- Task directions -
Scan the listing beneath this sentence. Report each line with the word "JSON".

- The input -
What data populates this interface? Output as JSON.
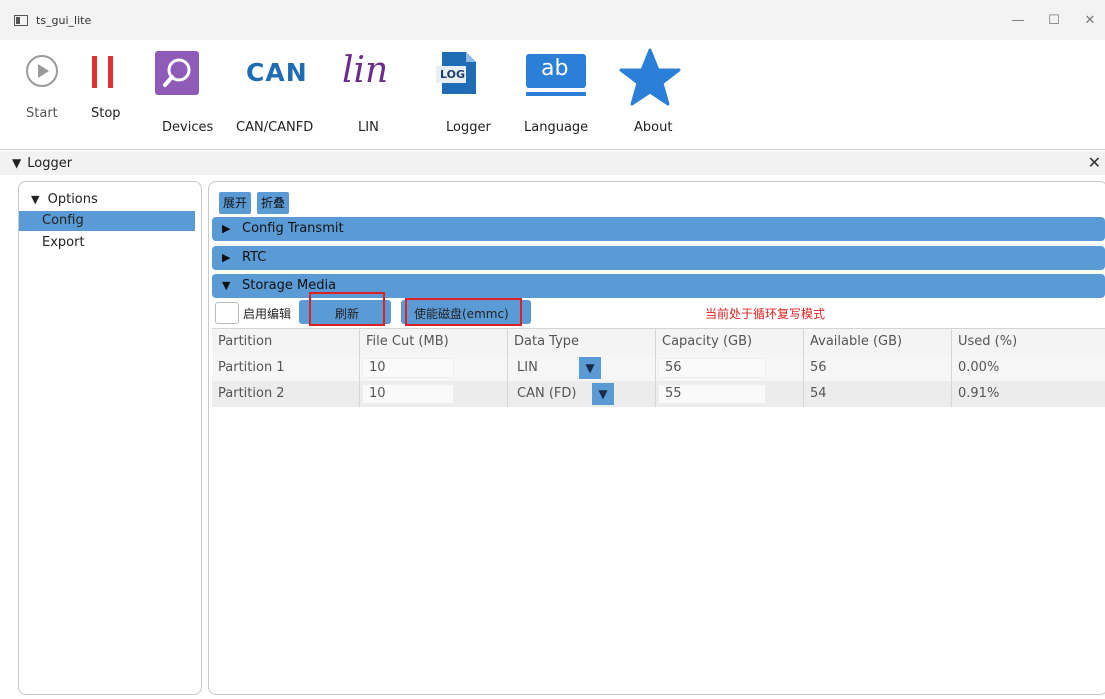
{
  "window": {
    "title": "ts_gui_lite",
    "minimize": "—",
    "maximize": "☐",
    "close": "✕"
  },
  "toolbar": {
    "start": "Start",
    "stop": "Stop",
    "devices": "Devices",
    "can": "CAN/CANFD",
    "can_logo": "CAN",
    "lin": "LIN",
    "lin_logo": "lin",
    "logger": "Logger",
    "logger_logo": "LOG",
    "language": "Language",
    "language_logo": "ab",
    "about": "About"
  },
  "panel": {
    "title": "Logger",
    "arrow": "▼",
    "close": "✕"
  },
  "tree": {
    "root_arrow": "▼",
    "root": "Options",
    "items": [
      {
        "label": "Config",
        "selected": true
      },
      {
        "label": "Export",
        "selected": false
      }
    ]
  },
  "actions": {
    "expand": "展开",
    "collapse": "折叠"
  },
  "sections": [
    {
      "arrow": "▶",
      "title": "Config Transmit"
    },
    {
      "arrow": "▶",
      "title": "RTC"
    },
    {
      "arrow": "▼",
      "title": "Storage Media"
    }
  ],
  "storage": {
    "enable_edit": "启用编辑",
    "refresh": "刷新",
    "enable_disk": "使能磁盘(emmc)",
    "status": "当前处于循环复写模式",
    "status_color": "#e02020",
    "highlight_color": "#e02020"
  },
  "table": {
    "headers": [
      "Partition",
      "File Cut (MB)",
      "Data Type",
      "Capacity (GB)",
      "Available (GB)",
      "Used (%)"
    ],
    "rows": [
      {
        "partition": "Partition 1",
        "file_cut": "10",
        "data_type": "LIN",
        "capacity": "56",
        "available": "56",
        "used": "0.00%"
      },
      {
        "partition": "Partition 2",
        "file_cut": "10",
        "data_type": "CAN (FD)",
        "capacity": "55",
        "available": "54",
        "used": "0.91%"
      }
    ],
    "dropdown_glyph": "▼"
  },
  "colors": {
    "accent": "#5b9bd5",
    "can_blue": "#1f6cb4",
    "lin_purple": "#6b2b8c",
    "devices_purple": "#8e5bb8",
    "about_blue": "#2b7fd6"
  }
}
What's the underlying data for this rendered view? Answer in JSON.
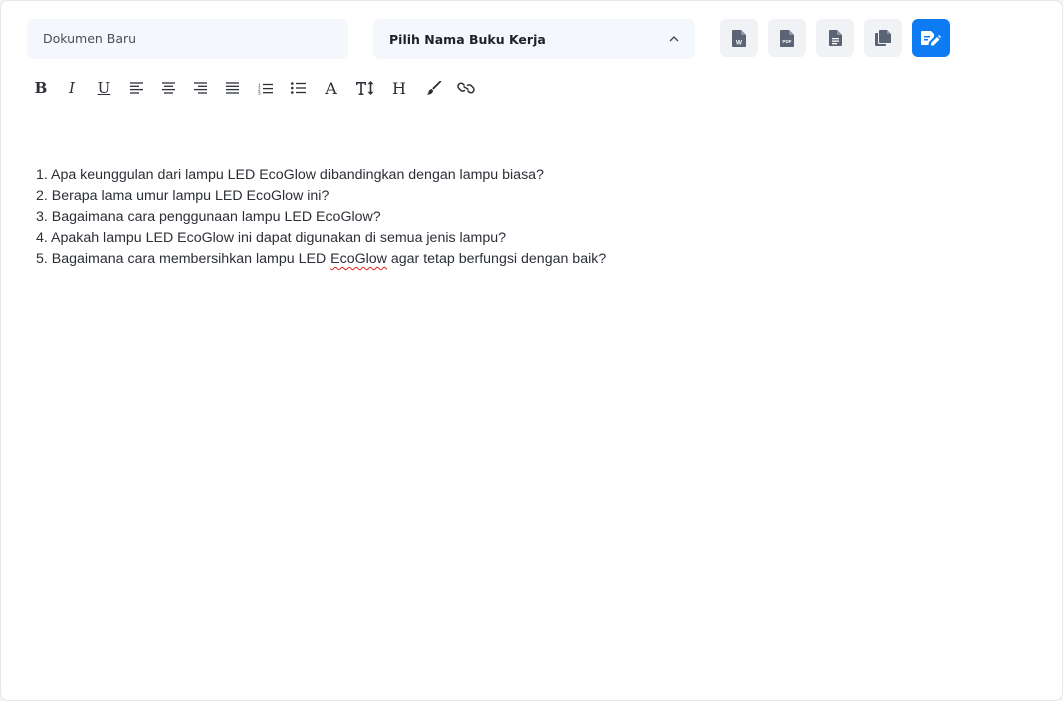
{
  "document": {
    "name_placeholder": "Dokumen Baru"
  },
  "workbook_select": {
    "label": "Pilih Nama Buku Kerja"
  },
  "export_actions": [
    {
      "name": "export-word-button",
      "icon": "word-file-icon"
    },
    {
      "name": "export-pdf-button",
      "icon": "pdf-file-icon"
    },
    {
      "name": "export-text-button",
      "icon": "text-file-icon"
    },
    {
      "name": "copy-button",
      "icon": "copy-icon"
    },
    {
      "name": "save-edit-button",
      "icon": "file-edit-icon",
      "accent": "#0d7cf2"
    }
  ],
  "toolbar": {
    "bold": "B",
    "italic": "I",
    "underline": "U",
    "font_color": "A",
    "heading": "H",
    "icons": [
      "align-left-icon",
      "align-center-icon",
      "align-right-icon",
      "align-justify-icon",
      "ordered-list-icon",
      "bullet-list-icon",
      "text-size-icon",
      "brush-icon",
      "link-icon"
    ]
  },
  "editor": {
    "lines": [
      "1. Apa keunggulan dari lampu LED EcoGlow dibandingkan dengan lampu biasa?",
      "2. Berapa lama umur lampu LED EcoGlow ini?",
      "3. Bagaimana cara penggunaan lampu LED EcoGlow?",
      "4. Apakah lampu LED EcoGlow ini dapat digunakan di semua jenis lampu?"
    ],
    "line5": {
      "before": "5. Bagaimana cara membersihkan lampu LED ",
      "misspelled": "EcoGlow",
      "after": " agar tetap berfungsi dengan baik?"
    }
  },
  "colors": {
    "accent": "#0d7cf2",
    "input_bg": "#f4f7fb",
    "spellcheck": "#e02020"
  }
}
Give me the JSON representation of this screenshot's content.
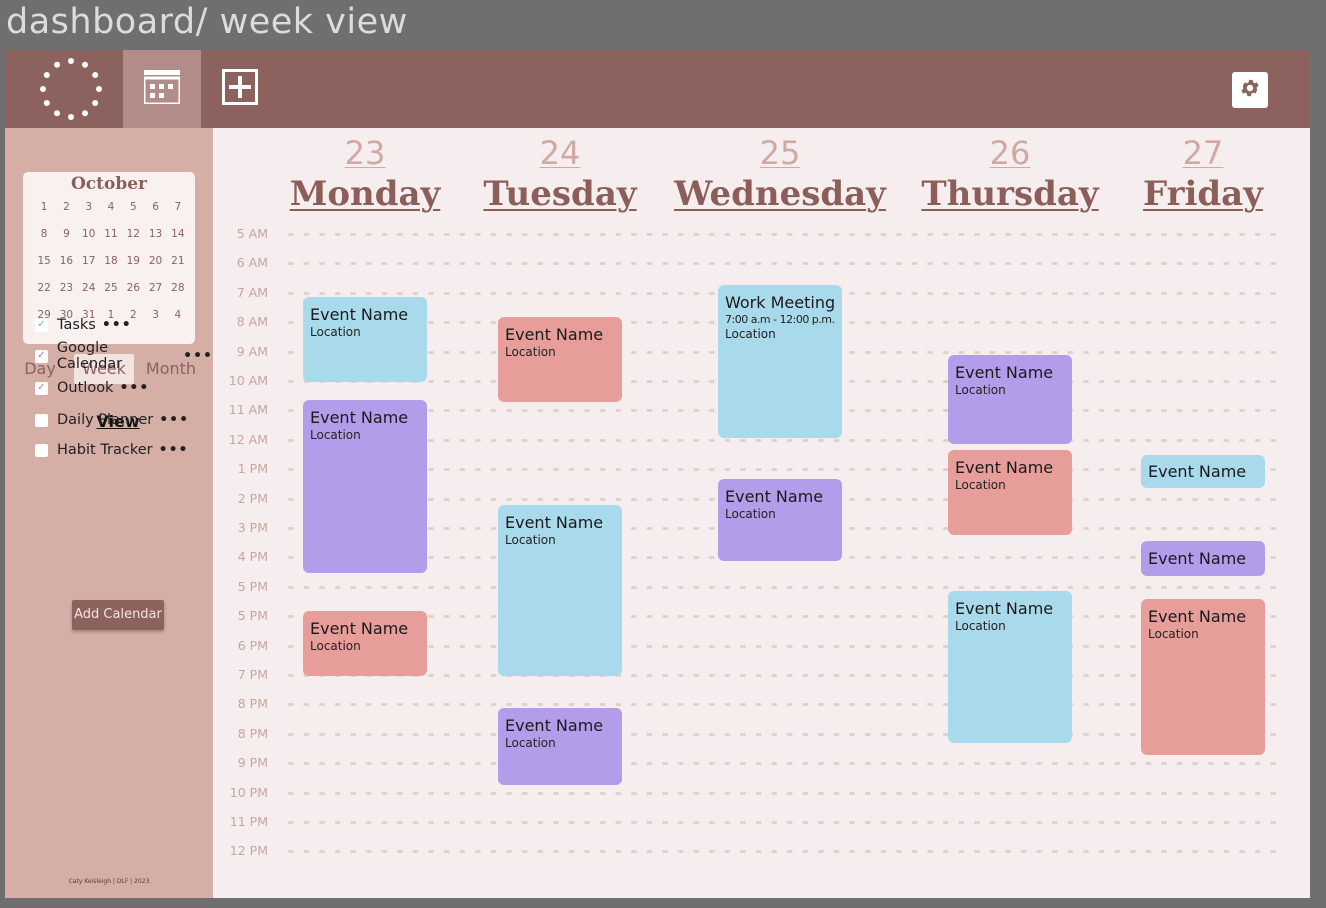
{
  "frame_title": "dashboard/ week view",
  "toolbar": {
    "logo_icon": "dotted-circle-icon",
    "calendar_icon": "calendar-grid-icon",
    "add_icon": "plus-icon",
    "settings_icon": "gear-icon"
  },
  "sidebar": {
    "mini_calendar": {
      "month": "October",
      "days": [
        "1",
        "2",
        "3",
        "4",
        "5",
        "6",
        "7",
        "8",
        "9",
        "10",
        "11",
        "12",
        "13",
        "14",
        "15",
        "16",
        "17",
        "18",
        "19",
        "20",
        "21",
        "22",
        "23",
        "24",
        "25",
        "26",
        "27",
        "28",
        "29",
        "30",
        "31",
        "1",
        "2",
        "3",
        "4"
      ]
    },
    "view_modes": [
      "Day",
      "Week",
      "Month"
    ],
    "selected_view_mode": "Week",
    "view_label": "View",
    "calendars": [
      {
        "label": "Tasks",
        "checked": true,
        "color": "#5fb3d9"
      },
      {
        "label": "Google Calendar",
        "checked": true,
        "color": "#8e6fd8"
      },
      {
        "label": "Outlook",
        "checked": true,
        "color": "#d97f7a"
      },
      {
        "label": "Daily Planner",
        "checked": false,
        "color": "#ffffff"
      },
      {
        "label": "Habit Tracker",
        "checked": false,
        "color": "#ffffff"
      }
    ],
    "more_label": "•••",
    "add_calendar_label": "Add Calendar",
    "footer_note": "Caty Keisleigh | DLF | 2023"
  },
  "week": {
    "days": [
      {
        "num": "23",
        "name": "Monday"
      },
      {
        "num": "24",
        "name": "Tuesday"
      },
      {
        "num": "25",
        "name": "Wednesday"
      },
      {
        "num": "26",
        "name": "Thursday"
      },
      {
        "num": "27",
        "name": "Friday"
      }
    ],
    "hours": [
      "5 AM",
      "6 AM",
      "7 AM",
      "8 AM",
      "9 AM",
      "10 AM",
      "11 AM",
      "12 AM",
      "1 PM",
      "2 PM",
      "3 PM",
      "4 PM",
      "5 PM",
      "5 PM",
      "6 PM",
      "7 PM",
      "8 PM",
      "8 PM",
      "9 PM",
      "10 PM",
      "11 PM",
      "12 PM"
    ]
  },
  "events": [
    {
      "day": 0,
      "start": 2.3,
      "end": 5.2,
      "color": "blue",
      "name": "Event Name",
      "location": "Location"
    },
    {
      "day": 0,
      "start": 5.8,
      "end": 11.7,
      "color": "purple",
      "name": "Event Name",
      "location": "Location"
    },
    {
      "day": 0,
      "start": 13.0,
      "end": 15.2,
      "color": "red",
      "name": "Event Name",
      "location": "Location"
    },
    {
      "day": 1,
      "start": 3.0,
      "end": 5.9,
      "color": "red",
      "name": "Event Name",
      "location": "Location"
    },
    {
      "day": 1,
      "start": 9.4,
      "end": 15.2,
      "color": "blue",
      "name": "Event Name",
      "location": "Location"
    },
    {
      "day": 1,
      "start": 16.3,
      "end": 18.9,
      "color": "purple",
      "name": "Event Name",
      "location": "Location"
    },
    {
      "day": 2,
      "start": 1.9,
      "end": 7.1,
      "color": "blue",
      "name": "Work Meeting",
      "time": "7:00 a.m - 12:00 p.m.",
      "location": "Location"
    },
    {
      "day": 2,
      "start": 8.5,
      "end": 11.3,
      "color": "purple",
      "name": "Event Name",
      "location": "Location"
    },
    {
      "day": 3,
      "start": 4.3,
      "end": 7.3,
      "color": "purple",
      "name": "Event Name",
      "location": "Location"
    },
    {
      "day": 3,
      "start": 7.5,
      "end": 10.4,
      "color": "red",
      "name": "Event Name",
      "location": "Location"
    },
    {
      "day": 3,
      "start": 12.3,
      "end": 17.5,
      "color": "blue",
      "name": "Event Name",
      "location": "Location"
    },
    {
      "day": 4,
      "start": 7.7,
      "end": 8.8,
      "color": "blue",
      "name": "Event Name"
    },
    {
      "day": 4,
      "start": 10.6,
      "end": 11.8,
      "color": "purple",
      "name": "Event Name"
    },
    {
      "day": 4,
      "start": 12.6,
      "end": 17.9,
      "color": "red",
      "name": "Event Name",
      "location": "Location"
    }
  ]
}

- Answer to the exercise -
What data populates this interface? Output as JSON.
What's the underlying data for this rendered view? Answer in JSON.
Give me the JSON representation of this screenshot's content.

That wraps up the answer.